How do you maintain a spirit of community when faced with an extended period of isolation? Bringing people together through singing has been the essence of Gareth Malone’s work for over a decade. Whether it be through his days as a youth and community choir leader at LSO, inciting children’s investment in school through his seminal television programme The Choir, or bringing creative therapy to young offenders in Ayelsbury, singing is the golden thread that runs throughout. During a period in which most of us are in relative isolation of some form or another, the therapeutic communal power of singing is needed more than ever. The ‘Great British Home Chorus’, bringing together amateur and professional singers online, is a powerful manifestation of this need, as expressed by the thousands of applications that flooded in within hours of its conception.
Whole School Singing
These values of community, expression and creation are embodied in Malone’s recent project, the book Bright Star. Written with co-author and educator Catherine de Sybel, Bright Star is a compendium of original and accessible songs designed to reinvigorate whole school singing. Suitable for small groups, school choirs or larger masses, the collection of ‘secular hymns’ leads users on a journey through Primary and Secondary school, covering a wide range of topics including friendship, the environment, bereavement and growing up. Malone himself describes the book as being ‘packed full of really annoying ear worms, melodies that are rewarding but easy to sing, and that you won’t be able to get out your head!’
Speaking earlier this year at the Music&Drama Expo in London, Malone explained both the inspiration and concept behind Bright Star. ‘I was lucky enough in school to have one of those teachers who managed to inspire a real fascination in the subject matter from children,’ explains Malone. ‘I could have gone to a pushy academic school, but I got what I needed, which was a deep love for music. You need to have people in music education who care about its existence. I went to a school where someone was ready to fight for it, and understood its value.
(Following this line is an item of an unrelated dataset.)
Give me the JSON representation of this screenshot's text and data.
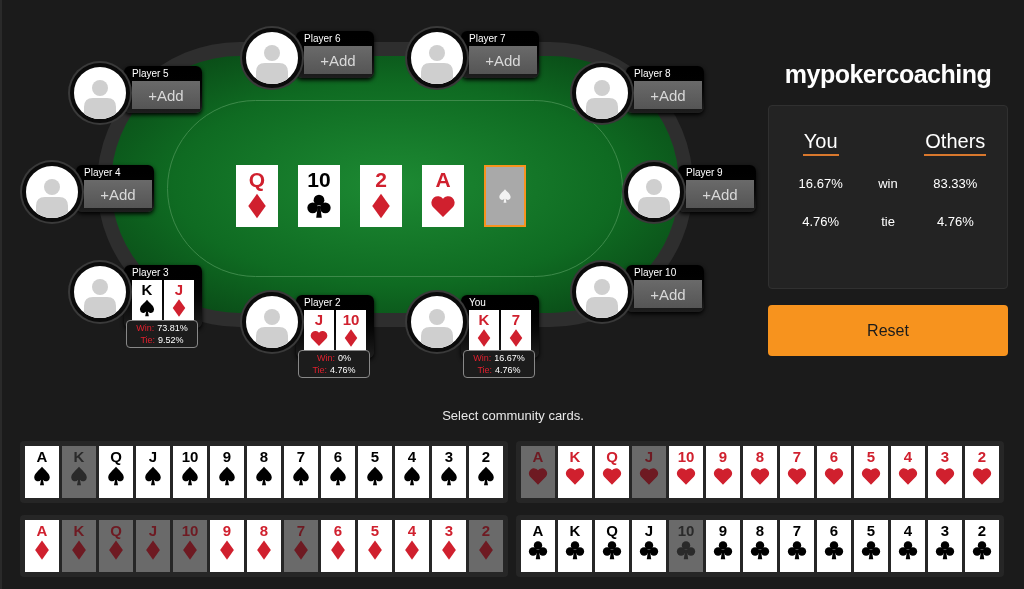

Music is absolutely essential to the life of a school. It is now possible to point to the reluctant Head Teacher and say, “look this argument about music and education has been won; it works”.’
One of the key features of Bright Star is its design to be used as a consistent resource, with songs on period specific topics such as Remembrance Day that allow it to be picked up and utilised throughout the year. ‘You can’t just get together to sing once a year,’ says Malone. ‘Music in a school, singing in a school has to be something that you just do. It doesn’t have to be for long. It doesn’t even have to be to the very highest standard. But it needs to be habitual. Look, it can be hard to justify getting the whole school together, but what singing does is it engages. If you have a bit of engagement somewhere in your day, where everyone is on the same page and has some fun, then it just helps to oil the wheels of the school. Music and the act of singing together is one of the few occasions within the life of a school where teacher and class can enjoy something collaboratively, together.’
In spite of everything, ‘lockdown’ has also brought out the very best in the people of Britain, and music has found itself at the heart of attempts to maintain a sense of community and cohesion. Bright Star is a manifestation of this ethos, and once schools reopen will ensure that today’s spirit of cooperation and unity lives on through the collective act of singing.